In one of our mid-week home groups a number of people spoke of how it was this very thing, Christ’s humanity, his vulnerability, that made him attractive to them. But back then, far more people would have been shocked by this “weakness” and “lack of status” than attracted to it.
The Christian gospel has had an impact on our own culture. Those who brag about their accomplishments or treat subordinates with disdain are rightly frowned upon. That would not have been the case 2000 years ago. But too often the appearance of humility is not backed up by practice. We commonly speak of “false humility”.
For the church, with the example of Christ ever before us, we know what humility looks like, and as Paul urges, our attitude should be the same as Christ’s.
In the home, humility is the putting of the needs of our spouse or children before our own. Even as I wrote this sermon I was struck by how many ways I can find to put my needs first. I need to get this job done; I need space to do this. I need to have a well-earned rest. And make those choices in isolation from the needs of those around me.
In the workplace, humility is the recognising of the needs of those around us, even if that may come at the cost of promotion or advancement, or us failing to meet our targets to enable others to meet theirs.

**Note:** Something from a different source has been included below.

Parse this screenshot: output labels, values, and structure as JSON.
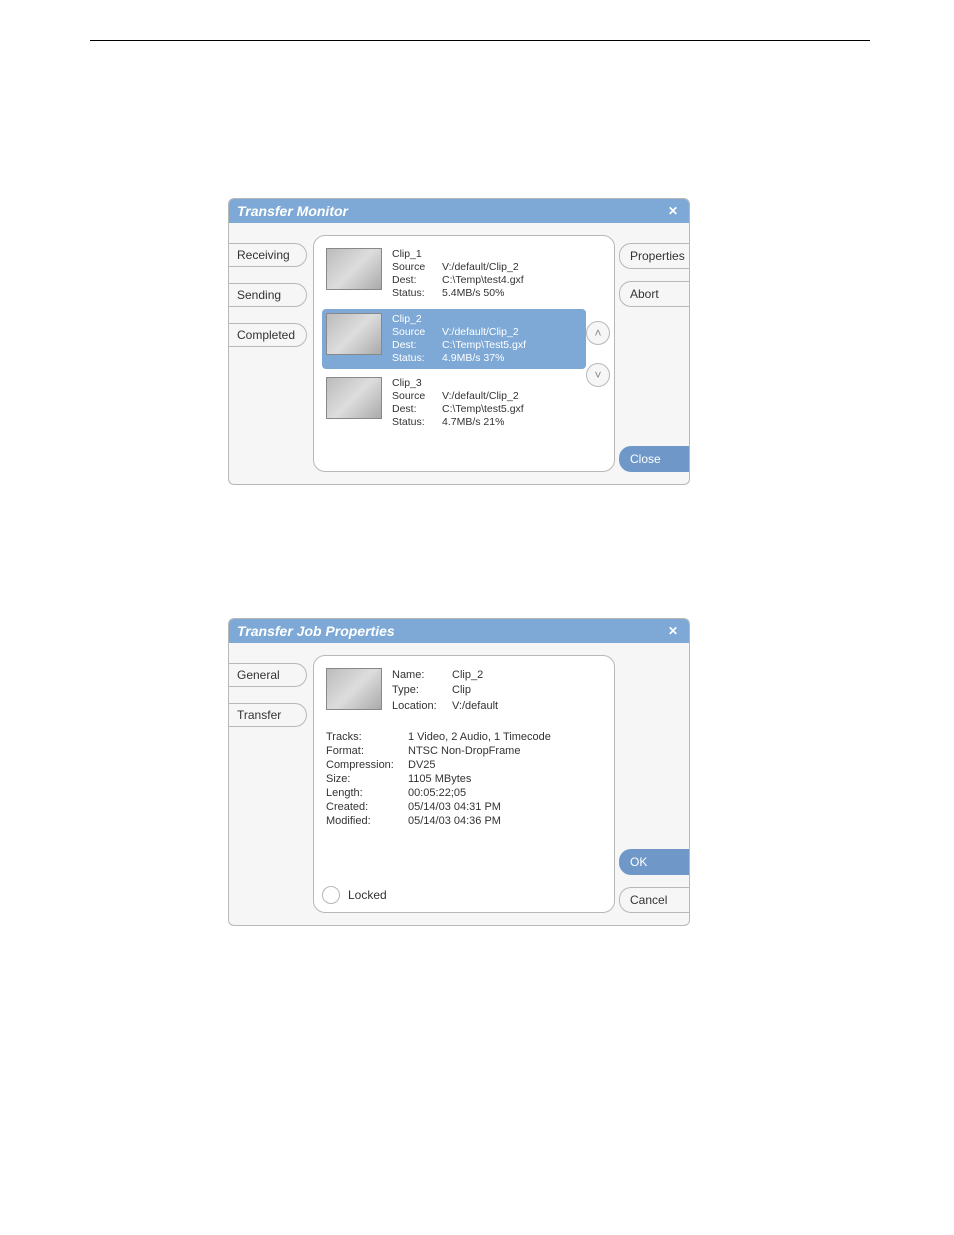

In all areas of our lives, humility is the attitude of heart that encourages and challenges us to step back and put others first.
If you are like me, you may be thinking, how do I live like that? It goes against so much of my own human nature, and it goes against so much of our culture’s approach to life too. Well, the good news is that we have been given God’s spirit to strengthen and empower us, the God himself who has taken this route.
Imagine if, a few years ago, you had had to stand up to some minor injustice at work or in the community, and then you were told, but you’ll have Nelson Mandela to stand beside you, to guide you and encourage you, we’d probably have felt far more confident to take that stand. Or if, a few years ago, you had been asked to care for someone ill at home, but you were told, but you’ll have Mother Theresa to help you and encourage you, well the burden of that care would probably feel more bearable.
Well, Jesus Christ, the one who gave up everything, emptied himself, to serve the needs of others, is with us, by His Spirit, encouraging us, guiding us. So as Paul says, lets “continue to work out our salvation”, in other words, let’s put it into practice, and be a united and humble people this day.